Bolloré Logistics' operational restructuring, and launch of a giant new facility located at the airport with direct ramp access at Paris Charles de Gaulle (CDG), strengthens Paris as a leading import hub for Europe-bound freight.
As the second largest airport in Europe, Paris' Charles de Gaulle airport (CDG) is already a main European hub for passenger and cargo airlines. Now, with Bolloré Logistics' expansion and reorganization of its cargo operations there, Paris CDG is also emerging as one of the world's premier freight hubs.
The restructuring of its operational model and inauguration of its state-of-the-art facility will strengthen Bolloré Logistics' use of Paris CDG as an import and export hub. It also allows the company to offer clients enhanced service.
"The changes initiated last June permit us to provide clients guaranteed delivery time, greater security of their goods, and Bolloré Logistics as the single interlocutor responsible for cargo from departure to destination," says Hervé Goffaux, Bolloré Logistics' Paris CDG-based Hubs and Trucking Director.
"Goods in an Bolloré Logistics-consolidated air container at its point of departure on Day A will have arrived, be deconsolidated and available at Paris CDG by the afternoon of Day B, or Day C if there is a transit flight through another gateway. Goods available in Paris CDG the day of arrival of the flight will be delivered to regional or European destinations by the next morning."
The move finds Bolloré Logistics assuming responsibilities it previously granted to airlines that are increasingly focusing on lucrative passenger activity over cargo operations.
Before, cargo was entrusted to airlines that consolidated and deconsolidated cargo loads they transported around the world -- involving the unbundling of bulk shipments up to six times along the way. Now Bolloré Logistics integrates clients' freight in its own unit load devices (ULD) at not only high-volume centers like Shanghai, Hong Kong, Singapore, Chicago and New York, but also at origins like Manila, Bangkok, Tokyo, Seoul, Beijing and Ho Chi Minh. Those remain intact -- and in some cases may be sealed -- until their arrival at the new Bolloré Logistics cargo and office facility at Paris CDG.
"We now ask the transporter to simply fly the cargo while we handle the rest," says Goffaux. "ULDs remain intact until they arrive at Paris CDG. Bolloré Logistics takes responsibility for everything else."
Cargo consolidated in Bolloré Logistics containers until arrival at Paris CDG also vastly diminishes the potential for theft or tampering of goods, and makes identifying where eventual infractions occur easier.
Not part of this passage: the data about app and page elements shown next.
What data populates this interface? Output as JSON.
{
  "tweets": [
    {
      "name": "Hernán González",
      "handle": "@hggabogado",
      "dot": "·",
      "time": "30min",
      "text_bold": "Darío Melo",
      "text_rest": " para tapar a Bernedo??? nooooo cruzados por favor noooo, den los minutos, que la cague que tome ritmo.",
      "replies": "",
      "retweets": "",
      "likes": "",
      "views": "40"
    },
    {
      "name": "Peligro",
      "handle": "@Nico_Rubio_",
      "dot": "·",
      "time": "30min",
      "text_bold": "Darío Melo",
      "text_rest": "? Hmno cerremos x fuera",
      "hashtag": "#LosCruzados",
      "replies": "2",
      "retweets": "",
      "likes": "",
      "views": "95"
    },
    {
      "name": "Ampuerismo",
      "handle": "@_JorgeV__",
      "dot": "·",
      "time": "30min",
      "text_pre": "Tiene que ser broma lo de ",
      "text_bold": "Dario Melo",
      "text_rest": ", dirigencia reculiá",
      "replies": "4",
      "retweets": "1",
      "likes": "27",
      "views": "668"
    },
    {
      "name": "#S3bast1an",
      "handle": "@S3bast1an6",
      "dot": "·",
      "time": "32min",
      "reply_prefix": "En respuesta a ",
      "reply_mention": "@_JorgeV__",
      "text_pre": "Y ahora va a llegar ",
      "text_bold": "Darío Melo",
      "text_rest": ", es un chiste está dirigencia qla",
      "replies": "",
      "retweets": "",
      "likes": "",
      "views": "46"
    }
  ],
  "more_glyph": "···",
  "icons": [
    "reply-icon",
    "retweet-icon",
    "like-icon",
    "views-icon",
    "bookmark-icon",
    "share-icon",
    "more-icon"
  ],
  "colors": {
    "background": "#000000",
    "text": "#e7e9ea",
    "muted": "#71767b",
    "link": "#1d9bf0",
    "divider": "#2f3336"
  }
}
Time saved by the new organization -- both en route, and after arrival at the new Paris facilities -- has allowed Bolloré Logistics to improve quality of service in other ways as well.
"Aerospace clients are pleased that their very high-value cargo receives even higher protection, and is covered by our guaranteed delivery time in a sector where respecting arrival deadlines is critical," says Goffaux. "Textile customers are also benefitting. Their packaging can be weakened by hot and humid climates in producing countries. Those packages no longer risk further deterioration from repeated handling and exposure when bigger cargo loads are broken down."
Once ULDs arrive at Paris CDG, Bolloré Logistics sets itself an eight-hour maximum limit for retrieving containers, breaking their contents out in the new facility, and getting goods moving to final destinations. The 37,500 square-meter complex features a highly secured warehouse; two 500 square-meter charging rooms with a 100-forklift fleet; total handling and office staff of 850 employees; and capacity to load 800 trucks per day.
The Paris CDG import hub is expected to process 75% of Bolloré Logistics’ incoming cargo to France by next year -- and render its wider French and European activities more efficient in all aspects.
"As we optimize shuttle transport of cargo from Paris CDG to provincial and European platforms, fewer numbers of planes and trucks will required," notes Goffaux. "That means a lower carbon footprint, which is good news for the environment."